Pope Benedict XVI, in his first public comments since he announced that he would become the first pontiff in centuries to resign, yesterday said he was fully aware of the gravity of his decision, but confident that it would not hurt the Catholic Church.
“Continue to pray for me, for the church and for the future pope,” he said in unscripted remarks at the start of his weekly general audience, one of his last public appearances before he resigns on Feb. 28.
The pope, who looked and sounded strong, was interrupted several times by thunderous applause from about 8,000 faithful and tourists who packed the vast audience hall, the Sala Nervi.
He had received a lengthy standing ovation when he entered the hall for the ceremony, which was carried live by Italian television channels.
In brief, prepared remarks that mirrored those he read to stunned cardinals when he announced his decision on Monday, the pope said God would continue to guide the church because it was much more than its earthly leader.
“I took this decision in full freedom for the good of the church after praying for a long time and examining by conscience before God,” he said in Italian.
He said he was “well aware of the gravity of such an act, but at the same time aware of not being able to carry out my [papal] ministry with the physical and spiritual force that it requires.”
Benedict said he was sustained by the “certainty that the church belongs to Christ, who will never stop guiding it and caring for it.”
He said that “he felt almost physically” the affection and kindness he had received since he announced the decision.

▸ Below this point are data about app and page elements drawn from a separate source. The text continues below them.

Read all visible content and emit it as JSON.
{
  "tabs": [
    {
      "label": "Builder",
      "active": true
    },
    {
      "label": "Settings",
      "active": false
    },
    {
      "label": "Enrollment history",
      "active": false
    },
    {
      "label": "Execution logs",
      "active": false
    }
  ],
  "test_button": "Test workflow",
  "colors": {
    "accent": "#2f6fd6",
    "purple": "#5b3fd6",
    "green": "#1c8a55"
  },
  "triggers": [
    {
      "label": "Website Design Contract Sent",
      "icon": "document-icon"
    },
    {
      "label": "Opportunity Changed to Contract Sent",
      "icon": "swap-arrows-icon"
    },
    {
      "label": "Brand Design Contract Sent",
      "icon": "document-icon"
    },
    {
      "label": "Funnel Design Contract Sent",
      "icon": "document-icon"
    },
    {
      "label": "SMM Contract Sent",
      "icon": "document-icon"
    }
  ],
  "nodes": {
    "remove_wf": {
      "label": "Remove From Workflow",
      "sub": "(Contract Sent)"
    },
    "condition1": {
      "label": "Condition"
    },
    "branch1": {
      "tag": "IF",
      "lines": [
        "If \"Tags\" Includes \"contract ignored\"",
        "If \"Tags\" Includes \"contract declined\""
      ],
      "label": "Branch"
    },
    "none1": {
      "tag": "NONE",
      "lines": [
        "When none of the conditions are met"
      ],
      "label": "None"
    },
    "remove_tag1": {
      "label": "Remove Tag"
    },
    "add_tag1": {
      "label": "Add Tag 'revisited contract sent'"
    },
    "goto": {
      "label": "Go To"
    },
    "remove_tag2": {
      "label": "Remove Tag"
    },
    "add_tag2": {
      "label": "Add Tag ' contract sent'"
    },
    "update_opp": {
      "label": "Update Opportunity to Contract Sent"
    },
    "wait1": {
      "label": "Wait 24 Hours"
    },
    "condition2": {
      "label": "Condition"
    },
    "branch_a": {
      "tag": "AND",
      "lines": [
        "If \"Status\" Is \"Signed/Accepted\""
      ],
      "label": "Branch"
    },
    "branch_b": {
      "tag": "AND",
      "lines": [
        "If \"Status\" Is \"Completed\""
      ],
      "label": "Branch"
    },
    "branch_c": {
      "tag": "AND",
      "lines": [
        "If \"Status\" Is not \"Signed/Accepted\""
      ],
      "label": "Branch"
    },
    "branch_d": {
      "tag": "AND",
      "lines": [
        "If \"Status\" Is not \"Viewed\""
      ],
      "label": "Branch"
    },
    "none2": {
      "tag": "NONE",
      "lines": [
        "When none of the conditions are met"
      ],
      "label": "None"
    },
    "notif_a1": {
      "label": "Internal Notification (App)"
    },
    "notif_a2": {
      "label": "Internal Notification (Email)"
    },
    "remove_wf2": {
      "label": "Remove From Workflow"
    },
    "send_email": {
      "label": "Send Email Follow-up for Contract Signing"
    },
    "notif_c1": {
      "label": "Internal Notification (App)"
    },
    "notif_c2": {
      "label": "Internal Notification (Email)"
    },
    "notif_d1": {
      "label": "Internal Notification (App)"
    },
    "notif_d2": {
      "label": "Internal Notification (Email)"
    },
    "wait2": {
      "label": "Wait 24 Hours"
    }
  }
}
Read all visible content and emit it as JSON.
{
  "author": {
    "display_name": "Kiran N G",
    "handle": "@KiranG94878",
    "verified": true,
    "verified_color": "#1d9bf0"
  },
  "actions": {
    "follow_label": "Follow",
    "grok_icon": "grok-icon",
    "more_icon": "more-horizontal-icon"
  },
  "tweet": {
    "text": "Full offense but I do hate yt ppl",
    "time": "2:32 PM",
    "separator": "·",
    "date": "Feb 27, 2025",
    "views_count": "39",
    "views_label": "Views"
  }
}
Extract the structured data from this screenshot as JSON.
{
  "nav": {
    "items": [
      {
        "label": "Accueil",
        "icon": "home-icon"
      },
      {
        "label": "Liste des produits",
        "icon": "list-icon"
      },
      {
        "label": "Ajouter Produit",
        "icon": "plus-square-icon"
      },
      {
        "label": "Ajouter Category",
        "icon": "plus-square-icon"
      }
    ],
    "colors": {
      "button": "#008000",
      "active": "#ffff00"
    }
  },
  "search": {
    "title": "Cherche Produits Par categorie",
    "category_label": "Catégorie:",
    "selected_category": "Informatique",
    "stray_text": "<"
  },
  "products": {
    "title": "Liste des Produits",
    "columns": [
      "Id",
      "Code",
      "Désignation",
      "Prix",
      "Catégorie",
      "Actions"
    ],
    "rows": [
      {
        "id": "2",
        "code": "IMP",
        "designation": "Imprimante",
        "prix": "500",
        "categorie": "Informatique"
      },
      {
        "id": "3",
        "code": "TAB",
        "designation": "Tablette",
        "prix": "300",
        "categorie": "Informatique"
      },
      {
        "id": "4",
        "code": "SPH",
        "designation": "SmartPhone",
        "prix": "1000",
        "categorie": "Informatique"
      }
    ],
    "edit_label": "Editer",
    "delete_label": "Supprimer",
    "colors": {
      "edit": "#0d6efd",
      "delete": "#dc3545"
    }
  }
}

Later yesterday, an Ash Wednesday Mass that was originally scheduled to have taken place in a small church in Rome, was moved to St Peter’s Basilica so more people could attend. However, the move will also spare the 85-year-old pope the usual procession to the church.
Unless the Vatican changes the pope’s schedule, it will be his last public Mass.
The high point of the mass, which launches the traditional period of penitence ahead of Easter in the Christian calendar, will see the pope mark the foreheads of the faithful with ashes.
Hours before Benedict was due to appear as yesterday’s audience, long lines snaked out into St Peter’s Square of people waiting to pass through metal detectors to get into the audience hall.
Tickets to the event were issued well in advance, so several thousand pilgrims experienced the historic moment out of sheer luck.
“We were just coming for vacation, and now we are getting all of this,” said Terry Rodger, a tourist from New Orleans, Louisiana, as he headed to the audience. “I am very excited. I’m surprised.”
Additional reporting by AP, AFP and Bloomberg